5. Recycle and Reuse

A  large part of a Lagom lifestyle is recycling, and I am sure that most of you have and do use your recycling bin to some degree. Could you do more?

How about reusing your jars for gifts for people, or for making preserves?

Do you use washing cloths and kitchen roll? We throw away tonnes of kitchen roll daily, and I used to use buy cloths at the supermarket, until I realised that I could cut up old clothes to make unsponges wash cloths, dusters and kitchen cloths. 

I also make reusable sandwich bags. See how here.

reusable kitchen roll and unsponges

An epiphany for me was having a child, all the burp cloths got used for general spills, including in the kitchen. Now I rarely give clothes away (unless I can sell them), but use pinking shears to cut them into cloth sized pieces that you can reuse by washing or throw away. I will never buy dusters or washing up cloths again! Plus I love eco friendly cleaning products.

Or make your old clothes into something new. Like a rag rug.

Well, I hope that Lagom your Life part 1 has given you a few ideas.
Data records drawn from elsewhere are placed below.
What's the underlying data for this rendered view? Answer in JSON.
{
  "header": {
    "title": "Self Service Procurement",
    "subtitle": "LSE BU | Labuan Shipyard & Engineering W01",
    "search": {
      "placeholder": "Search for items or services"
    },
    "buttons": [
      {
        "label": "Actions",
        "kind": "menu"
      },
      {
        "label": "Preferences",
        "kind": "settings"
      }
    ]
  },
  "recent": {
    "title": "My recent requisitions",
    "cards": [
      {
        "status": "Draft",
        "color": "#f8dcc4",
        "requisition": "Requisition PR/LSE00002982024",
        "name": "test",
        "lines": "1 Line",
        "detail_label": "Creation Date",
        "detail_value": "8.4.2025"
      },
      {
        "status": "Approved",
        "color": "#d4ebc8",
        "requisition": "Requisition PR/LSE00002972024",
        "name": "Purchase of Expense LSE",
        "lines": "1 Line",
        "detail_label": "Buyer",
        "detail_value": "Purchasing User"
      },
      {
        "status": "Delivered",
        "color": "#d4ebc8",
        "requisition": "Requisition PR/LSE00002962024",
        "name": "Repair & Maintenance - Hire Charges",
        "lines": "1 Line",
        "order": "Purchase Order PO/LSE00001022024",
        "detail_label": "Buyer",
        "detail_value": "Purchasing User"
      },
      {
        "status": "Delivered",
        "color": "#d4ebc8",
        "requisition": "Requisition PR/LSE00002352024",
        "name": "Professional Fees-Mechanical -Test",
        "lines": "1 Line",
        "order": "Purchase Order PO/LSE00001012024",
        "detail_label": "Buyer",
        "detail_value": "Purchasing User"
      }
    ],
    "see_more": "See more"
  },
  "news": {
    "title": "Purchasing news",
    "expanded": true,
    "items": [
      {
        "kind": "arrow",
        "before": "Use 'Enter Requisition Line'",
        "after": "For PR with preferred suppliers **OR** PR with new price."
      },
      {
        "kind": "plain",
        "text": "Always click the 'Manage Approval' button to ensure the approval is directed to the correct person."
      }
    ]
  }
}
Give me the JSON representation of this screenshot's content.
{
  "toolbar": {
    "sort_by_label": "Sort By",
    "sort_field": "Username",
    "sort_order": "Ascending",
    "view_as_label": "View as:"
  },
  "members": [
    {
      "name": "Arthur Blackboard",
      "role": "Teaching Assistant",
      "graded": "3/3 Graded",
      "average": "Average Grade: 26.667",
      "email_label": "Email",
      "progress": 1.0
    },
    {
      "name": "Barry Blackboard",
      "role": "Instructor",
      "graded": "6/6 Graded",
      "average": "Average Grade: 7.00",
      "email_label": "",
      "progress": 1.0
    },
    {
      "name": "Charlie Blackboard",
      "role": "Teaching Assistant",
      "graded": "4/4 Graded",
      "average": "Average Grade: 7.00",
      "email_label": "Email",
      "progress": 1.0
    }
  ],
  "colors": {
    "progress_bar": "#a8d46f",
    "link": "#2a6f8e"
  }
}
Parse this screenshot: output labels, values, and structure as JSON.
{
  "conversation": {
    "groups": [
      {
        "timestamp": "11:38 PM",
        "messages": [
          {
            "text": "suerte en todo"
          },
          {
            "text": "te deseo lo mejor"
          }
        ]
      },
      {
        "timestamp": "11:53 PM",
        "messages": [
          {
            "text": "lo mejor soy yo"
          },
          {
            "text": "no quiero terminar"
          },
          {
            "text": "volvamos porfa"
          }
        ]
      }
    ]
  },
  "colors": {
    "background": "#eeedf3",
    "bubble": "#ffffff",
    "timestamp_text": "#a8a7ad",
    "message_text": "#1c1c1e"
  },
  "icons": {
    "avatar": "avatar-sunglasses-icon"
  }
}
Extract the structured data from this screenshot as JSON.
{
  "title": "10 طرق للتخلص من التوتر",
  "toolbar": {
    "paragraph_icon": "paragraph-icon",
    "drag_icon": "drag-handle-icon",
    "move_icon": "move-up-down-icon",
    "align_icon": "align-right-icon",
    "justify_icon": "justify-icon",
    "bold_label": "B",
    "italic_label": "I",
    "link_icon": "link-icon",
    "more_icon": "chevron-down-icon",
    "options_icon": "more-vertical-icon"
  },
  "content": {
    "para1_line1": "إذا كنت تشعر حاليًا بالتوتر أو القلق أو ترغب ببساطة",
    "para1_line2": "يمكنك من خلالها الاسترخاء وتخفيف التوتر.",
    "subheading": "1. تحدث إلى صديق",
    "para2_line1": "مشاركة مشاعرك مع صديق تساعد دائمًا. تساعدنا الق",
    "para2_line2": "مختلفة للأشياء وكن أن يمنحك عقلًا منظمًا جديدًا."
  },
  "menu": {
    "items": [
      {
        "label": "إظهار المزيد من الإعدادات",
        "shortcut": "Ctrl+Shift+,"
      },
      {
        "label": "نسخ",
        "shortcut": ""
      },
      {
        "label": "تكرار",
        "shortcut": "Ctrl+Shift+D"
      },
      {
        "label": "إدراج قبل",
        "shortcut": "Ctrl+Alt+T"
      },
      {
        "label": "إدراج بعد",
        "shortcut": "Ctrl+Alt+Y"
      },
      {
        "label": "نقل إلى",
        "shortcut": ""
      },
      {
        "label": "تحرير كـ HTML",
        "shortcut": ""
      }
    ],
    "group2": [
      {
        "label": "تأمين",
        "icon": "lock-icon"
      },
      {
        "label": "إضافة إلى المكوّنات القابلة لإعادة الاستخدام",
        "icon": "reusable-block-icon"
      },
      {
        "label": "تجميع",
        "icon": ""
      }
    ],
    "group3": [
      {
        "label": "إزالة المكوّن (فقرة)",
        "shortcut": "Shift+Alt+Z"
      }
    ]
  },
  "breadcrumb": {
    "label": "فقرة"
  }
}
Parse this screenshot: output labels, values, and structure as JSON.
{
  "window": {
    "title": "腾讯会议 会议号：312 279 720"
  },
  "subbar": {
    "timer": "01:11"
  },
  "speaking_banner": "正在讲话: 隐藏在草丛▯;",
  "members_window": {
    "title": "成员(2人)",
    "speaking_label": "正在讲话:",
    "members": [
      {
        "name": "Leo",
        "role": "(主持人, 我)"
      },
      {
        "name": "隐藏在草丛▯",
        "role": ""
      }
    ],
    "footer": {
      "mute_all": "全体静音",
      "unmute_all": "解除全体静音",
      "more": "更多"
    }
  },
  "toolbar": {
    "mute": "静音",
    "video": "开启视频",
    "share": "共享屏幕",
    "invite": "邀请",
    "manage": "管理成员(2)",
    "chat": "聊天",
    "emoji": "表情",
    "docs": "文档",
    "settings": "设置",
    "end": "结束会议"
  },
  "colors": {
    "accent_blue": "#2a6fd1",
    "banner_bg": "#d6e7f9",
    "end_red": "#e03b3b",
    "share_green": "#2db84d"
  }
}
A frugal life needn’t mean having less. It just means being a bit more balanced. Not having too much or too little. Be more Lagom.

Need some more ideas on how to reduce your household waste? See this post for 23 more great tips.

I would love to hear your thoughts, do comment below or tell me what you think on social media.

Why not pin me for later?

Zero Waste Kitchen Tips - Lagom Your Life Part 1 - how to reduce waste in the kitchen. Zero waste frugal tips to reduce reuse and recycling at home. Lagom your life. #lagomlifestyle #lagom #zerowaste #zerowasteliving #zerowastelifestyle #zerowastekitchen #kitchenideas #frugallivingtips #frugal


Why not read my Lagom Your Life. Part 2 – The Bedroom

Zero Waste Kitchen Tips - Lagom Your Life Part 1 - how to reduce waste in the kitchen. Zero waste frugal tips to reduce reuse and recycling at home. Lagom your life. #lagomlifestyle #lagom #zerowaste #zerowasteliving #zerowastelifestyle #zerowastekitchen #kitchenideas #frugallivingtips #frugal

6 Replies to “Lagom Your Life Part 1 – The Kitchen”

  1. Dawn says:

    I don’t currently have any frugal posts, but I really enjoyed this post. I often find ways to be frugal myself. I haven’t become as dedicated as this post explains, but I am a work in progress.

    1. Jo Boyne says:

      It is good to be a work in progress. I know that I too could do more, and that’s also why I say that we shouldn’t be critical if we aren’t doing everything. Thank you for commenting!

  2. Supermompicks says:

    I am definitely on a journey to live this lifestyle. The decluttering and waste reduction is already improving our spending but it is also making me happier.

  3. Mea Cadwell says:

    I used to have a lot of plastic and then the BPA info came out and I started switching to glass and metal. Not long after I started switching over my hands stopped working right, I kept dropping things. I was diagnosed with rheumatoid arthritis. This meant I had to switch to items that wouldn’t shatter when I dropped them – had to get rid of my newer glass items and go back to plastic. Le sigh.

    Anyway, I also switched to more earth-friendly products at the same time. All natural dishwashing liquid, used old flannel garments to sew kitchen wipes and napkins to take to work. Also used cotton mesh to make washcloth sized scrubbies for washing dishes, etc. I still have paper towels but I use ones made of bamboo now and only use them for the most disgusting of messes…I go through about a roll a year.

    I purchased an Instant-pot as well – has made cooking easier and doesn’t use as much energy.

    And, on a side note, I got a bidet that fits on my existing toilet. I use old washcloths for wiping. I won’t go back to toilet paper – it just is not as clean.

    So, having a chronic illness means I have to sometimes gimp on the earth-friendly side of things but I’m trying.

    1. Jo Boyne says:

      It sounds like you are doing so much, which is great to hear. Every little helps!


Leave a Reply

Your email address will not be published. Required fields are marked *

This site uses Akismet to reduce spam. Learn how your comment data is processed.